One of the most difficult truths for fathers to fully grasp and act upon appropriately is that they do not own their children. Children are not property. Children are people. They belong to themselves alone. They are the responsibilities of guardianships given by God to parents until they come to maturity. Parents and children are individually, independently, and equally accountable to God. When we say “my child or my children” this must be said and understood with caveats. However, scripture gives guidance with respect to the bringing up and the guardianship of children.
Proverbs 22:6 states: “Train up the child in the way he should go and when he is old he will not depart from it”. The word translated as “train” is chanak which means to give to be tasted; to put something in the mouth. That is to initiate the child in the way that they should live; to instruct the child to love God, to pray, to be truthful, to be honest, to show mercy, be humble, be peaceful, be kind, exercise faith, to hope, and to be just in their dealings.
Ephesians 6:4 states: “Fathers, do not provoke your children to anger by the way you treat them. Rather, bring them up with the discipline and instruction that comes from the Lord”. That is to say, do not humiliate them or brutalize them — instead set standards and boundaries for which fathers should be exemplars. This is not meant to exclude mothers but simply to highlight fathers.
Finally, the outcome is not automatic. Children are human beings, made in the image of God, they have the power of choice. This is at the core of the Parable of the Prodigal Sons.
The Prayer of Godly Fathers to Father God
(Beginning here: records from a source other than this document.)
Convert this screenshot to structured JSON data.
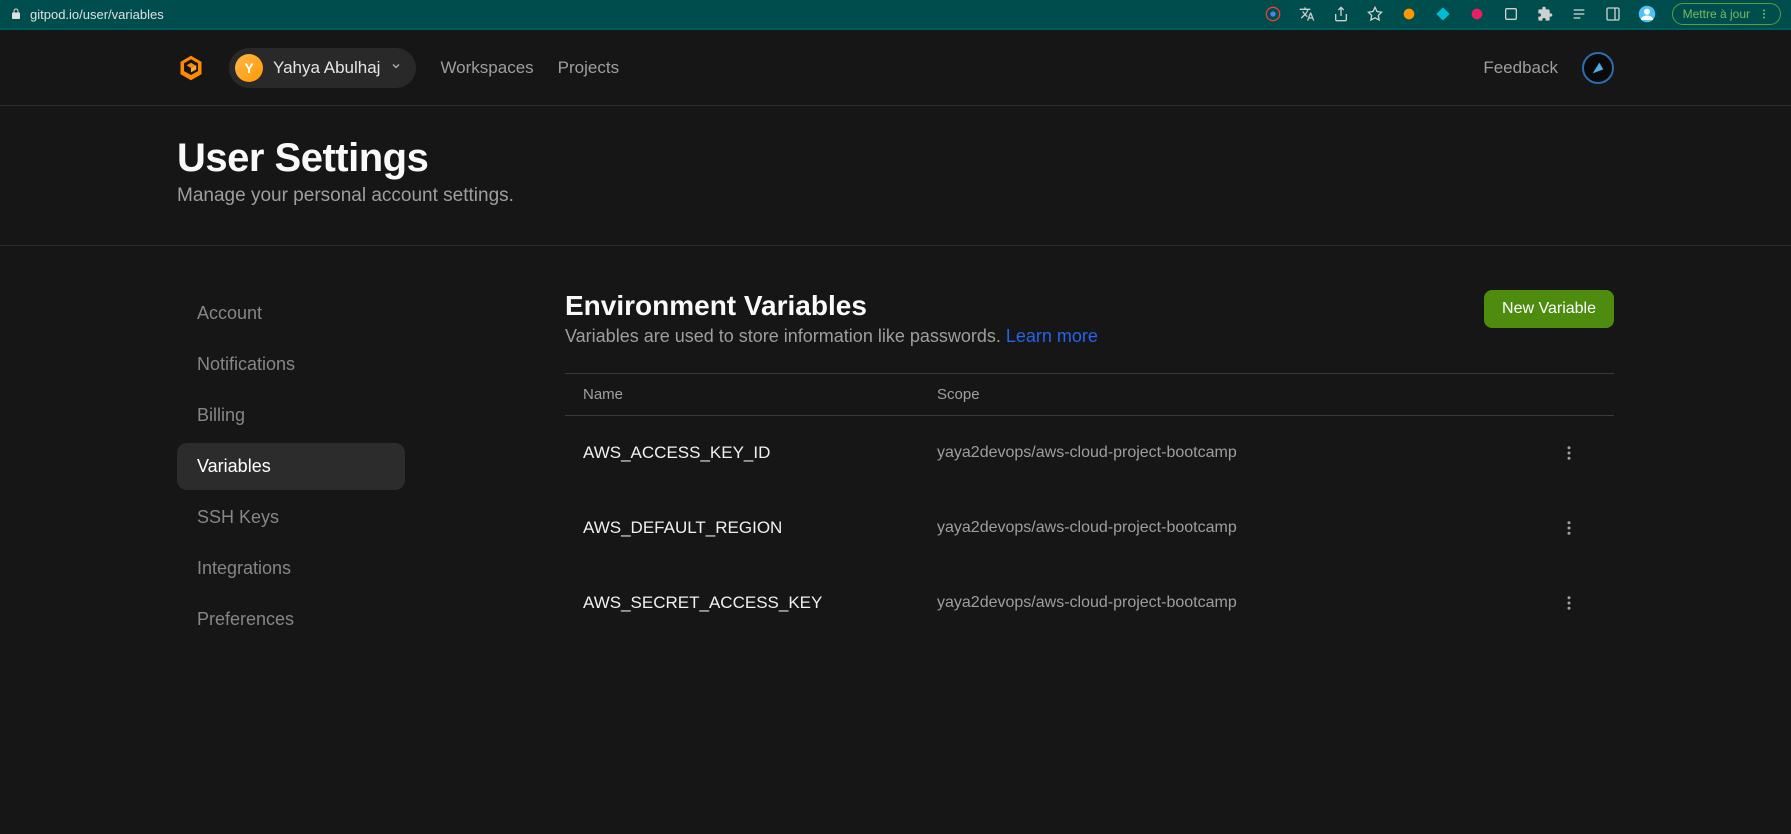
{
  "browser": {
    "url": "gitpod.io/user/variables",
    "update_label": "Mettre à jour"
  },
  "nav": {
    "user_initial": "Y",
    "user_name": "Yahya Abulhaj",
    "link_workspaces": "Workspaces",
    "link_projects": "Projects",
    "link_feedback": "Feedback"
  },
  "header": {
    "title": "User Settings",
    "subtitle": "Manage your personal account settings."
  },
  "sidebar": {
    "items": [
      {
        "label": "Account",
        "active": false
      },
      {
        "label": "Notifications",
        "active": false
      },
      {
        "label": "Billing",
        "active": false
      },
      {
        "label": "Variables",
        "active": true
      },
      {
        "label": "SSH Keys",
        "active": false
      },
      {
        "label": "Integrations",
        "active": false
      },
      {
        "label": "Preferences",
        "active": false
      }
    ]
  },
  "panel": {
    "title": "Environment Variables",
    "desc": "Variables are used to store information like passwords. ",
    "learn_more": "Learn more",
    "new_variable_btn": "New Variable",
    "table": {
      "col_name": "Name",
      "col_scope": "Scope",
      "rows": [
        {
          "name": "AWS_ACCESS_KEY_ID",
          "scope": "yaya2devops/aws-cloud-project-bootcamp"
        },
        {
          "name": "AWS_DEFAULT_REGION",
          "scope": "yaya2devops/aws-cloud-project-bootcamp"
        },
        {
          "name": "AWS_SECRET_ACCESS_KEY",
          "scope": "yaya2devops/aws-cloud-project-bootcamp"
        }
      ]
    }
  }
}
One of the most sobering experiences of my life occurred when my two sons were about four and two years old respectively. They were with me on the front porch of our house. I was standing there looking out on the road. They stood beside me. I became aware that they were standing in the same posture as I was. To make sure of what I was seeing, I changed the position of my legs. Casting my eyes down and not saying anything, I saw that they had changed the positions of their legs to match mine. I changed again. They did the same. Then it struck me like a thunderbolt. These two little boys were watching me and doing what I did. The impact of that realization was profound and humbling. That day began my conscious journey of what it means to be a father.
Every father needs to rely on our Father God to be godly. This is best captured by Lina Sandell in her Hymn:
Day by day, and with each passing moment,
Strength I find, to meet my trials here;
Trusting in my Father’s wise bestowment,
I’ve no cause for worry or for fear.
He Whose heart is kind beyond all measure
Gives unto each day what He deems best —
Lovingly, it’s part of pain and pleasure,
Mingling toil with peace and rest.
Every day, the Lord Himself is near me
With a special mercy for each hour;
All my cares He fain would bear, and cheer me,
He Whose Name is Counselor and Pow’r.
The protection of His child and treasure
Is a charge that on Himself He laid;
“As thy days, thy strength shall be in measure,”
This the pledge to me He made.
Help me then in every tribulation
So to trust Thy promises, O Lord,
That I lose not faith’s sweet consolation
Offered me within Thy holy Word.
Help me, Lord, when toil and trouble meeting,
E’er to take, as from a father’s hand,
One by one, the days, the moments fleeting,
Till I reach the Promised Land.